The participants will be examined three times over the course of the first year (i.e., baseline examination, Month 6, and Month 12). After the first year, they will return to the NEI clinic on an annual basis for the next four years. This study will require a minimum of seven study visits. Participants may be seen at more frequent intervals at the investigators discretion, depending on the clinical and research situation. Participants will be required to submit a blood sample as part of the study for DNA and serum banking, and they will have the option to provide a 3 mm punch skin biopsy to facilitate research at a cellular level.
Outcome Measures: The primary outcome for this study is the establishment of a cohort of participants with ABCA4-related retinopathies, and the secondary outcome is the creation of a repository of plasma, DNA, and skin fibroblast samples from the accrued cohort of ABCA4-related retinopathy participants. Exploratory outcomes for this study include: 1) the formulation of clinical outcome measures for future studies and 2) the acquisition and preliminary analysis of data that may advance our understanding of genotype-phenotype correlations in ABCA4-related retinopathies. Potential exploratory outcomes include: 1) the generation of iPS cells from the skin fibroblast samples, 2) the differentiation of the generated iPS cells into RPE and/or neural retinal cells, and 3) the use of the participant-specific RPE and/or neural retinal cells to perform HTP drug screens to identify novel potential therapeutic compounds. The cells obtained in this protocol may be genetically modified and may be used for in vivo research.
Please refer to this study by its ClinicalTrials.gov identifier: NCT01736293
|Contact: Allison T Bamji, R.N.||(301) firstname.lastname@example.org|
|Contact: Brian P Brooks, M.D.||(301) email@example.com|
|United States, Maryland|
|National Institutes of Health Clinical Center, 9000 Rockville Pike||Recruiting|
|Bethesda, Maryland, United States, 20892|

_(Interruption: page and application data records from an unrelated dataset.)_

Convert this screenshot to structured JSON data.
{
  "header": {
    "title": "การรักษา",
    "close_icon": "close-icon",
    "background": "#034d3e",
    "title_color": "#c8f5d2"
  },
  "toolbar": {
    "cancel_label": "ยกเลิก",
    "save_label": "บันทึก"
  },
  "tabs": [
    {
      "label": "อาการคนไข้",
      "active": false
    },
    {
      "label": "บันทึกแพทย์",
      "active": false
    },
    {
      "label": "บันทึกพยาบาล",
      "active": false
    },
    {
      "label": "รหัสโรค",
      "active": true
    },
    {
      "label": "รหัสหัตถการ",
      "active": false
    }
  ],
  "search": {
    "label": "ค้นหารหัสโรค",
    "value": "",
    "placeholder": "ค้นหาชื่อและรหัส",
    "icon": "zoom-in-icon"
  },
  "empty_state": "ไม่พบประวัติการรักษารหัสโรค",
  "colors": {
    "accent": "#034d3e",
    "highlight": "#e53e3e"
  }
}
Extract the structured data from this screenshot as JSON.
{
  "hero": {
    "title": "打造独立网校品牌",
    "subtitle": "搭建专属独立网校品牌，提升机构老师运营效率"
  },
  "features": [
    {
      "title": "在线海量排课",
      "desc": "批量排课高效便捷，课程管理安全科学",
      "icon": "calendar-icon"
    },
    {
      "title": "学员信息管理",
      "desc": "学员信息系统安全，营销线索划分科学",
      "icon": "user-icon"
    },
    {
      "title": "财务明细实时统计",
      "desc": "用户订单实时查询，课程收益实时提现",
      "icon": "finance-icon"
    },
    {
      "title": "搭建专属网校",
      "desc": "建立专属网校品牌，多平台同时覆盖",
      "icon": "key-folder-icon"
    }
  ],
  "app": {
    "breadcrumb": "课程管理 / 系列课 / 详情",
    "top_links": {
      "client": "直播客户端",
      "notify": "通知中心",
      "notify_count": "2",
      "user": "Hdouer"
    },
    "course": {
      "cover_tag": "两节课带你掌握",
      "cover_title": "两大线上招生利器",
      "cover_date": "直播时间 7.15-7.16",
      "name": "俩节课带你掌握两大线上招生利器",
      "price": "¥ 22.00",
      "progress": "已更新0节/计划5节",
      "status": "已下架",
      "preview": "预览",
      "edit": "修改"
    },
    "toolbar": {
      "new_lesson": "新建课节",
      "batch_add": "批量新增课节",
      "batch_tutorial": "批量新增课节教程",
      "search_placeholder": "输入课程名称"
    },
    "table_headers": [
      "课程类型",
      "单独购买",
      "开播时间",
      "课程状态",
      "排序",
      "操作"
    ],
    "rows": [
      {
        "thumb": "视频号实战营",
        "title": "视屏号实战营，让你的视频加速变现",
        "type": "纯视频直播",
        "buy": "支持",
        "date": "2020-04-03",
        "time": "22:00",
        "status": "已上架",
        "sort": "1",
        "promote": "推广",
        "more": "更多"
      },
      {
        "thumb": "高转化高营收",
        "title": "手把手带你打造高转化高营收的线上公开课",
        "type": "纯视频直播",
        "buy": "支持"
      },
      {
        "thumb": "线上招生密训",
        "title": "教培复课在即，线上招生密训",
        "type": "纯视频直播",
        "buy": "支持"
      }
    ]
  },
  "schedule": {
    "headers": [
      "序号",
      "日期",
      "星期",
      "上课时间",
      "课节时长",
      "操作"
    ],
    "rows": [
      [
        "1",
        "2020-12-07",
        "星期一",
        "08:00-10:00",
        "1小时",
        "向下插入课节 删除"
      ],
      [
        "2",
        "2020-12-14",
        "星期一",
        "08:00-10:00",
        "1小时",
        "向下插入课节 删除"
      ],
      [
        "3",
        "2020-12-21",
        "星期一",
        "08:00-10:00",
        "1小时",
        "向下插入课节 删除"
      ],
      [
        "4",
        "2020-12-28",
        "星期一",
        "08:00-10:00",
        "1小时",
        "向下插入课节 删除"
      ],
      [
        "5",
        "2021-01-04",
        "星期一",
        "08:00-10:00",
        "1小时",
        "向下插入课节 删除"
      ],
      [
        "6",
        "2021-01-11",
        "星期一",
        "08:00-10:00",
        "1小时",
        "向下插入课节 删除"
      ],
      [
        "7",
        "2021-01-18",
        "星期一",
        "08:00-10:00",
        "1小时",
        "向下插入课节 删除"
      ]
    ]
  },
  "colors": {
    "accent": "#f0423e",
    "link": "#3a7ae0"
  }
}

|Contact: For more information at the NIH Clinical Center contact Patient Recruitment and Public Liaison Office (PRPL) 800-411-1222 ext TTY8664111010 firstname.lastname@example.org|
|Principal Investigator:||Brian P Brooks, M.D.||National Eye Institute (NEI)|